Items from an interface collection
★ ★ ★ ★ ★ ★ ★

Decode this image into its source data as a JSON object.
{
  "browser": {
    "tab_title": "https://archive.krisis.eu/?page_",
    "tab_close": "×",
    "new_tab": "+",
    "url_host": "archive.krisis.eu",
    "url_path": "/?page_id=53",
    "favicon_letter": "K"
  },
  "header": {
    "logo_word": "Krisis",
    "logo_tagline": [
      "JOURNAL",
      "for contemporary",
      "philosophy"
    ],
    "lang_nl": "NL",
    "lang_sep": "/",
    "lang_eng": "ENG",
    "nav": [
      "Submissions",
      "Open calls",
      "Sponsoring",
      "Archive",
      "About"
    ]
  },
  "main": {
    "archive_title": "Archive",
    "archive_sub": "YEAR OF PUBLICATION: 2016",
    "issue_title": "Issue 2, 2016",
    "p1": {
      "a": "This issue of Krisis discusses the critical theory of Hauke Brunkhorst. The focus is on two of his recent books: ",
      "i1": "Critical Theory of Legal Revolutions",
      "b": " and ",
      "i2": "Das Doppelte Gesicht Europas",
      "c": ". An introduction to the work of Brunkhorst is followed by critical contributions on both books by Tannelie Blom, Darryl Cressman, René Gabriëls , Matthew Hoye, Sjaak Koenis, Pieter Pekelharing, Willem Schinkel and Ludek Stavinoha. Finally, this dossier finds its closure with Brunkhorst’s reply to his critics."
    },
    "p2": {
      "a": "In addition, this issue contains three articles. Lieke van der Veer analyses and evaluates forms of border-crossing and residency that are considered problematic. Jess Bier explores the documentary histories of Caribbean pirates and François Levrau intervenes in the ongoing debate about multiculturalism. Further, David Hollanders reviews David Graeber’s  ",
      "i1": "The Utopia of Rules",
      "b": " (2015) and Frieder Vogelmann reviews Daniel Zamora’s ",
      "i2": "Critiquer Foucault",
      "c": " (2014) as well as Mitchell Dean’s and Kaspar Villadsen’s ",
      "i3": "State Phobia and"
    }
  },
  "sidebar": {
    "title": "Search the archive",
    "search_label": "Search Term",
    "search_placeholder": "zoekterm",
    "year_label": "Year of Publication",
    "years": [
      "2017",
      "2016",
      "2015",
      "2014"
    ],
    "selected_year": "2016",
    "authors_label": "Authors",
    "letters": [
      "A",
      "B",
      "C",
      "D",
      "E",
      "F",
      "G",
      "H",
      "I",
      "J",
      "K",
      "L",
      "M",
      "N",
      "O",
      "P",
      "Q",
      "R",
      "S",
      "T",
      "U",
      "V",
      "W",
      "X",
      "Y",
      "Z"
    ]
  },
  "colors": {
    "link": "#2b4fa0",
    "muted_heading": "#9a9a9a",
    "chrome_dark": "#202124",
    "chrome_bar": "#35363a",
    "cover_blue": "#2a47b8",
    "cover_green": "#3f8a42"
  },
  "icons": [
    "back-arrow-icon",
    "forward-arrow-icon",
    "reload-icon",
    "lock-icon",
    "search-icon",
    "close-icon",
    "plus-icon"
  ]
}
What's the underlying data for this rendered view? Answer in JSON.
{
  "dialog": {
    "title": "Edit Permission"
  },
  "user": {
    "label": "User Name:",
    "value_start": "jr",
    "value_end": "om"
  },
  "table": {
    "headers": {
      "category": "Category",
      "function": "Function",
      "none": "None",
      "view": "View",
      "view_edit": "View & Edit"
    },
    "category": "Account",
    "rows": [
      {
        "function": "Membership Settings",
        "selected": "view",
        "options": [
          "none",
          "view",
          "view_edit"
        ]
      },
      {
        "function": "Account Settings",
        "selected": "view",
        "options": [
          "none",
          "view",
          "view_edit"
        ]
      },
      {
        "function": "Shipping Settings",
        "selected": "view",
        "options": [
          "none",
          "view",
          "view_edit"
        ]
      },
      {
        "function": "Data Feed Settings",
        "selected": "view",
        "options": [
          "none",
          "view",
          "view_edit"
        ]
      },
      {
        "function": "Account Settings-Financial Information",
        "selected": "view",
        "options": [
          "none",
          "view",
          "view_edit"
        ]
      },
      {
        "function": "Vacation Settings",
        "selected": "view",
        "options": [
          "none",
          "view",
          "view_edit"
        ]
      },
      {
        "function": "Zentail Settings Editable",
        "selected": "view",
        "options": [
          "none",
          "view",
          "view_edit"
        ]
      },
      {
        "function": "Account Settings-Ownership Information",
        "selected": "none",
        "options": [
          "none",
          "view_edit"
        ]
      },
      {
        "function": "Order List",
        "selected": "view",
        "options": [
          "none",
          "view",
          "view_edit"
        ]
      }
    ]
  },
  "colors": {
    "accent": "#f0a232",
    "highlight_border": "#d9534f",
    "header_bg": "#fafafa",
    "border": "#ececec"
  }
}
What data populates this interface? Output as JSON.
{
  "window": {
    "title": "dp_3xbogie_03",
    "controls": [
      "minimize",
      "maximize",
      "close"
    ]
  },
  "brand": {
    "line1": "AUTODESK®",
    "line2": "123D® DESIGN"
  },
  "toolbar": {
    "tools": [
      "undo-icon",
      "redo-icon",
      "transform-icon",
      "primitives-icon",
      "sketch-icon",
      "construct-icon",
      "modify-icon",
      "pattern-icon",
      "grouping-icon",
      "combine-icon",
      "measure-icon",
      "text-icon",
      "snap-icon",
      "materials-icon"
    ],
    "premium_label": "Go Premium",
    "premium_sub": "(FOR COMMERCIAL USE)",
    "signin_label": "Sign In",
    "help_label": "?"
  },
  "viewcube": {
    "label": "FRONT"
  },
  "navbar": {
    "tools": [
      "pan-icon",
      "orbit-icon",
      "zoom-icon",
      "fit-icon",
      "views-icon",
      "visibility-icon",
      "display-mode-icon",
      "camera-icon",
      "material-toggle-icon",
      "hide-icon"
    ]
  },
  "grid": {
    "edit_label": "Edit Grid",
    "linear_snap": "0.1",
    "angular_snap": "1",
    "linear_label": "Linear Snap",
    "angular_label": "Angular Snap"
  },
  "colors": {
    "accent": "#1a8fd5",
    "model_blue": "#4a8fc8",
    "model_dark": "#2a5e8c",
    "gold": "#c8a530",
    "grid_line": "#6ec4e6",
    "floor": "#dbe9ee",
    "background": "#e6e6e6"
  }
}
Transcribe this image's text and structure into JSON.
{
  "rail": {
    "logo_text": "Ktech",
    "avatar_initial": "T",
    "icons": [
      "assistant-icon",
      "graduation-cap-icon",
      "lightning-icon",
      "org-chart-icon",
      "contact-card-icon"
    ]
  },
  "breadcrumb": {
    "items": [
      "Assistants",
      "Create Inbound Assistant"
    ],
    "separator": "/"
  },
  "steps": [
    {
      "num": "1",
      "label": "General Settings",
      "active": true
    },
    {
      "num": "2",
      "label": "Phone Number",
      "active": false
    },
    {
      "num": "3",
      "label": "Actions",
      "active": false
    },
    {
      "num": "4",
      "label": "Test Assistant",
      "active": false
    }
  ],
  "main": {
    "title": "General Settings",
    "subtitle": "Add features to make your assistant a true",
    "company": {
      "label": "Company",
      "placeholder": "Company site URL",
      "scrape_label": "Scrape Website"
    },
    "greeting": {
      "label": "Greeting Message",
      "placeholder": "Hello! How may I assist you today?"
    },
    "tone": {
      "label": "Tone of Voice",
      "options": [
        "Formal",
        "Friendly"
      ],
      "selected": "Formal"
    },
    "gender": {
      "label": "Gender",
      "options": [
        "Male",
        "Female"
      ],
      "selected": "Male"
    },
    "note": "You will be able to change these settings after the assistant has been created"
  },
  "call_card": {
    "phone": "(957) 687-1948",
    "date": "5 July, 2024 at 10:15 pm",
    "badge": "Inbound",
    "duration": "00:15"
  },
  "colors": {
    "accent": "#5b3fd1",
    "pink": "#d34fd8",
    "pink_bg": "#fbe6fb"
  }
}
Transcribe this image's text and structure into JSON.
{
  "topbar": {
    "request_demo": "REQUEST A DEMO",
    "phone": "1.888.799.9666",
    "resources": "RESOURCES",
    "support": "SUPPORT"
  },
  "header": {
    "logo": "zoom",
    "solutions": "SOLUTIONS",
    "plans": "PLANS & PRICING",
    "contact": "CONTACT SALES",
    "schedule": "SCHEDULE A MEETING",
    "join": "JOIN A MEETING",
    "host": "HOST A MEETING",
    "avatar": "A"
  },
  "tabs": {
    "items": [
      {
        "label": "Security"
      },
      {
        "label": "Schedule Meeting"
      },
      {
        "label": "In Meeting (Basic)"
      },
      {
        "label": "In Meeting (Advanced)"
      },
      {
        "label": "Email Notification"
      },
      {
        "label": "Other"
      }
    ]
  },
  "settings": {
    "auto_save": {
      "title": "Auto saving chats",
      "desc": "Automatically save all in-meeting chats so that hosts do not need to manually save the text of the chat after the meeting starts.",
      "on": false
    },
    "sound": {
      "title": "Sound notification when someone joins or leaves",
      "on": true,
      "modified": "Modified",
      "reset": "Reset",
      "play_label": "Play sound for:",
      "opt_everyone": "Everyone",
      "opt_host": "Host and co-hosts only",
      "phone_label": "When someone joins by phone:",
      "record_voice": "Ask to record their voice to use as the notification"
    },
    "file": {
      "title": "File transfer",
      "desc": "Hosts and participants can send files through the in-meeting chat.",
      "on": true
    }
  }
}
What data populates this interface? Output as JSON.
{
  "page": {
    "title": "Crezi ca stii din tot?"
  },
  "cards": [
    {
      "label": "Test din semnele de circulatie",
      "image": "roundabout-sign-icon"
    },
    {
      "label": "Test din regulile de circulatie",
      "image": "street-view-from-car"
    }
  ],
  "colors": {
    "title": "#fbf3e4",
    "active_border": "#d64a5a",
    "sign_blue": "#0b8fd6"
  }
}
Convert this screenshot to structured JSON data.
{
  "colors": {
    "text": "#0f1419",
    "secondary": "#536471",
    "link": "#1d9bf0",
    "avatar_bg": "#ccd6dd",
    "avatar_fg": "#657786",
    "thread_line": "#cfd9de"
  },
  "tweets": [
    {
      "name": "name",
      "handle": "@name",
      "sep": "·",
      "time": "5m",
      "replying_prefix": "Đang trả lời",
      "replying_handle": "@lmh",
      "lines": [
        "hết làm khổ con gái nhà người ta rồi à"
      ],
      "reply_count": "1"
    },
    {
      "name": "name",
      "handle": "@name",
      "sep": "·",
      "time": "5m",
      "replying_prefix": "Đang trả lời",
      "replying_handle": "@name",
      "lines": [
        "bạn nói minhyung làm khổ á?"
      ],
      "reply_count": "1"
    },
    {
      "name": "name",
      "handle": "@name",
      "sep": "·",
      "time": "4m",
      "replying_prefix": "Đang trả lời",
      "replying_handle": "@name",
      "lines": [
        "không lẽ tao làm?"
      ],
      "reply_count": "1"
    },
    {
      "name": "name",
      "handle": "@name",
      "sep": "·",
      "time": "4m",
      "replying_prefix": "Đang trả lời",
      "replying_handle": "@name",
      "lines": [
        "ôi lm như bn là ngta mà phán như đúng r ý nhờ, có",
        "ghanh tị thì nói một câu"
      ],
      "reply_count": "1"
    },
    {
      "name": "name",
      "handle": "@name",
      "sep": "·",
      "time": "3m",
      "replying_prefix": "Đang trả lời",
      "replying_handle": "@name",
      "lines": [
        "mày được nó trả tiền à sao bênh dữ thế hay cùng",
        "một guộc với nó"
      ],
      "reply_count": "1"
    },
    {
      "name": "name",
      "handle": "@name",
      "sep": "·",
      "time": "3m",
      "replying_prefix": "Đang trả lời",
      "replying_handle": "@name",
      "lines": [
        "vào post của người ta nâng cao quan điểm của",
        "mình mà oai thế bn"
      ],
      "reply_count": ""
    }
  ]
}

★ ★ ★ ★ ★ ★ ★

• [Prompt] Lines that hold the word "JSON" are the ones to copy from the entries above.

• [Exercise result]
Decode this image into its source data as a JSON object.
What's the underlying data for this rendered view? Answer in JSON.
What data populates this interface? Output as JSON.
Transcribe this image's text and structure into JSON.
Transcribe this image's text and structure into JSON.
What data populates this interface? Output as JSON.
Convert this screenshot to structured JSON data.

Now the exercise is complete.